For transparency efforts to be successful, they must not be overly broad and companies must be aggressively penalized for not following wage transparency rules. A study of Colorado’s new Payroll Transparency Act found that while the percentage of job postings containing salary information has increased by 30% since the law went into effect in 2021, it has become more common over time. A lot of compliance is expected. According to data shared by compensation software company Payscale, an employee who works at a company with pay transparency is 7% more likely than an employee with the same job and qualifications at a company without transparency. I earn a lot.
These laws are currently set at the city and state level, but their impact could extend beyond local governments, influencing businesses to voluntarily share payroll information. there is. Whether this is to simplify job postings or attract talent in a tight job market.
“About half of our clients say they have to post for legal purposes,” said Lulu Seikaly, senior attorney at Payscale, referring to inquiries from the company about setting payment ranges. I think you came to us without any requirements,” he said. “They know states like California, Washington, New York and Colorado are being forced to post salary ranges.
Other strategies to close the pay gap
Extending these wage transparency laws to existing positions and more companies in more states, not just new job listings, would be even more effective. But wage transparency alone cannot fully bridge the wage gap.
“There’s no silver bullet,” said Ellis Gould, senior economist at the Economic Policy Institute. “But I think wage transparency will steer us in the right direction.”
Experts interviewed by Recode for this article expect pay transparency laws to ensure a narrowing of the pay gap, but that’s why women and people of color suddenly have truly equal pay. I don’t think it means that As we know the pay gap is caused by many issues, so solving it will require different tactics. Here are some.
By going one step further and making that data public, we can do more than wait for companies to close the pay gap. In addition, better funding for EEOCs would make them better able to deal with the wage discrimination complaints they deal with.
raise the minimum wage: One reason for the pay gap is that women and people of color are overrepresented in minimum wage industries. So raising the federal minimum wage, which has been stagnant at $7.25 since 2009, would disproportionately help women and people of color and go a long way toward narrowing the pay gap.
Affordable and quality childcare: America is experiencing a childcare crisis that is severely impacting the career prospects of women with increasing childcare burdens.

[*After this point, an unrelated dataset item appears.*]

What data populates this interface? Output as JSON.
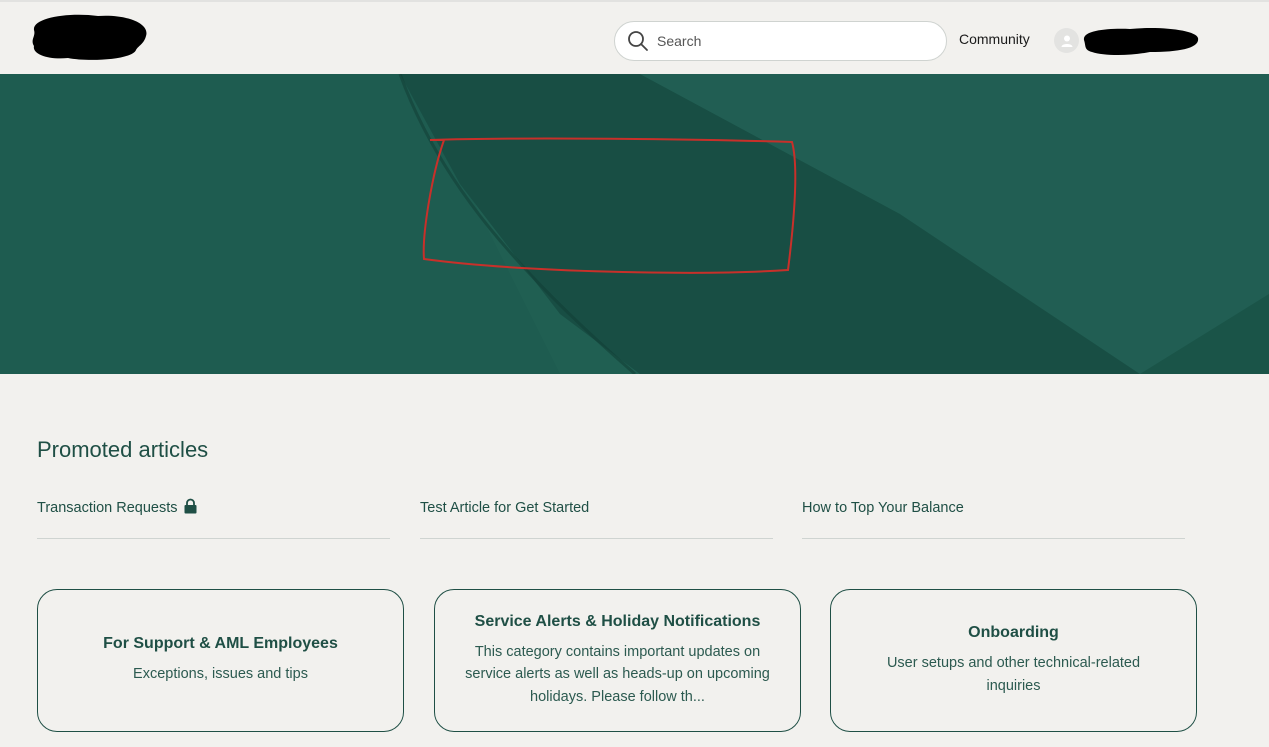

Without proper childcare, women will continue to be pushed out of the workforce and wages will continue to decline. The sector needs more government investment to improve the personal and working lives of women.
make it easier to form a union: Unions are helping to streamline wage bands and narrow the pay gap, but they are very difficult to form in the United States. Passing the stalled PRO bill in the Senate after passing the House will ease the unionization process, and more unions means more pay equity.
Of course, all this is easier said than done, and it will take a long time before the pay gap disappears. But new transparency legislation shows progress is possible, and more change is on the horizon.